Maintains compatible scale with neighbouring buildings and does not adversely impact in terms of overshadowing, privacy and views.

FSR increased by 0.53:1 or 6%, and external wall height increased by 8.47m or 21%

NSW Dept of Planning

10-Jul-12

PCM

DA/313/2012

100

1053181 (BEING LOTS 1-17 IN SP 70357) SUBJ TO VAR EA

 

Unit 17/90-96

 Beach Street,

COOGEE

2034

 1: Residential - Alterations & additions

RLEP 1998

R2B Residen-tial

Clause 20F - FSR =0.65:1

Maintains compatible scale with neighbouring buildings and does not adversely impact in terms of overshadowing, privacy and views.

FSR increased to 1.36:1 or 81.33%

NSW Dept of Planning

10-Jul-12

PCM

DA/664/2011,

48

13810 (BEING LOTS 1-2 IN SP 35891)

 

1 & 17

Moira Crescent & Marcel Avenue ,

COOGEE

2034

 1: Residential - Alterations & additions

RLEP 1998

R2B Residen-tial

 Clause 20(E) Landscaped area 50% &  Clause 20(G) (4) external wall height of 7m..

Provides adequate areas of open space for mature vegetation, recreation and the  reduction of stormwater run off. Maintains compatible scale with neighbouring buildings and does not adversely impact in terms of overshadowing, privacy and views.

Landscaped area reduced to 38% or deficient by 12% and the external wall height is 8.7 increased to 1.7m.

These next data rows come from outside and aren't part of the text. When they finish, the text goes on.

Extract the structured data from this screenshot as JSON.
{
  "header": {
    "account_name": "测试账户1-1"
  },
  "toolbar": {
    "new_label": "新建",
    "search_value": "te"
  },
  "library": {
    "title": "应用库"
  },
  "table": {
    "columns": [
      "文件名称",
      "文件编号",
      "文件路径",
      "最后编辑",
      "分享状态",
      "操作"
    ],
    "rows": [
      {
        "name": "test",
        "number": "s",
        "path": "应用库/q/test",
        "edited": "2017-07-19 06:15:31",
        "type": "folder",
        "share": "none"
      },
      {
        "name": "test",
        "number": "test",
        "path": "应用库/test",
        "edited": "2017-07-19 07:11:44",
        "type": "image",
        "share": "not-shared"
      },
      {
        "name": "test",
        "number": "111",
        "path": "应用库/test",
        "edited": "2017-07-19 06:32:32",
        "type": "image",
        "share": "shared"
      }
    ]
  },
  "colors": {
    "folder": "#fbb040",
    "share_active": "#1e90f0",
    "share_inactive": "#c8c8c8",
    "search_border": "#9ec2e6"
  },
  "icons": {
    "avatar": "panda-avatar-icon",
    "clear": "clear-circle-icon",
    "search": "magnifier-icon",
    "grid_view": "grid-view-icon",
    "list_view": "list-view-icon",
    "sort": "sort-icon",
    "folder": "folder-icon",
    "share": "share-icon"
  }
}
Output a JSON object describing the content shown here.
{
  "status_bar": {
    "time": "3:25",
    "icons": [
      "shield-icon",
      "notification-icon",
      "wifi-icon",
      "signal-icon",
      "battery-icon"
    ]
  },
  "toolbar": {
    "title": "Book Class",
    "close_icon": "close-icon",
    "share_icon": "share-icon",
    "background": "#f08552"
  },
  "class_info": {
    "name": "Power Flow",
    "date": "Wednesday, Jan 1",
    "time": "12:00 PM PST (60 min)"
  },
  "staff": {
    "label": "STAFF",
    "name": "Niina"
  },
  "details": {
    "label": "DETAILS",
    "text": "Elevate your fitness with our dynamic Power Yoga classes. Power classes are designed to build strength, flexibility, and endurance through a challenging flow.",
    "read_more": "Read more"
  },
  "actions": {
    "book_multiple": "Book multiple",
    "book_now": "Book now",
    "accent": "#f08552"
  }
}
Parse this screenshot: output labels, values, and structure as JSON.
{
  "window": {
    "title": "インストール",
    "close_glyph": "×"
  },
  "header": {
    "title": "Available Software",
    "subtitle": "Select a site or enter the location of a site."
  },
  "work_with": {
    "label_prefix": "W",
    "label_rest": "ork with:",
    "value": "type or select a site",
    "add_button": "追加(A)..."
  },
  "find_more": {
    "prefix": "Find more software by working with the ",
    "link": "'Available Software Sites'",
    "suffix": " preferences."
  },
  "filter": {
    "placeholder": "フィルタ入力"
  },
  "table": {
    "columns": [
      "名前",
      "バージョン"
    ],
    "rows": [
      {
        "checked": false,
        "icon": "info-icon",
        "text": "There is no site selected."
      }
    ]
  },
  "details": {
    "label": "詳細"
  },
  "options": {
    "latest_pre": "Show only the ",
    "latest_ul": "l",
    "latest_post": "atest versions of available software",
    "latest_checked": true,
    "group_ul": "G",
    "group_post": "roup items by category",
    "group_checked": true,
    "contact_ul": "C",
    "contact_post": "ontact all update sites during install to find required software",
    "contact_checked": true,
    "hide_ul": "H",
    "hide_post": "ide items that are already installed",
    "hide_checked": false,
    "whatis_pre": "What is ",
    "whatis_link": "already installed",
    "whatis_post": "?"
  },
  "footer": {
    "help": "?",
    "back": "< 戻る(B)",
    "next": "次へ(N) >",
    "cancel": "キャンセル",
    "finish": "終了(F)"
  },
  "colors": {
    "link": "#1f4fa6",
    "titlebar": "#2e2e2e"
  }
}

NSW Dept of Planning

24-Jul-12

OCM

DA/939/2011

3

10140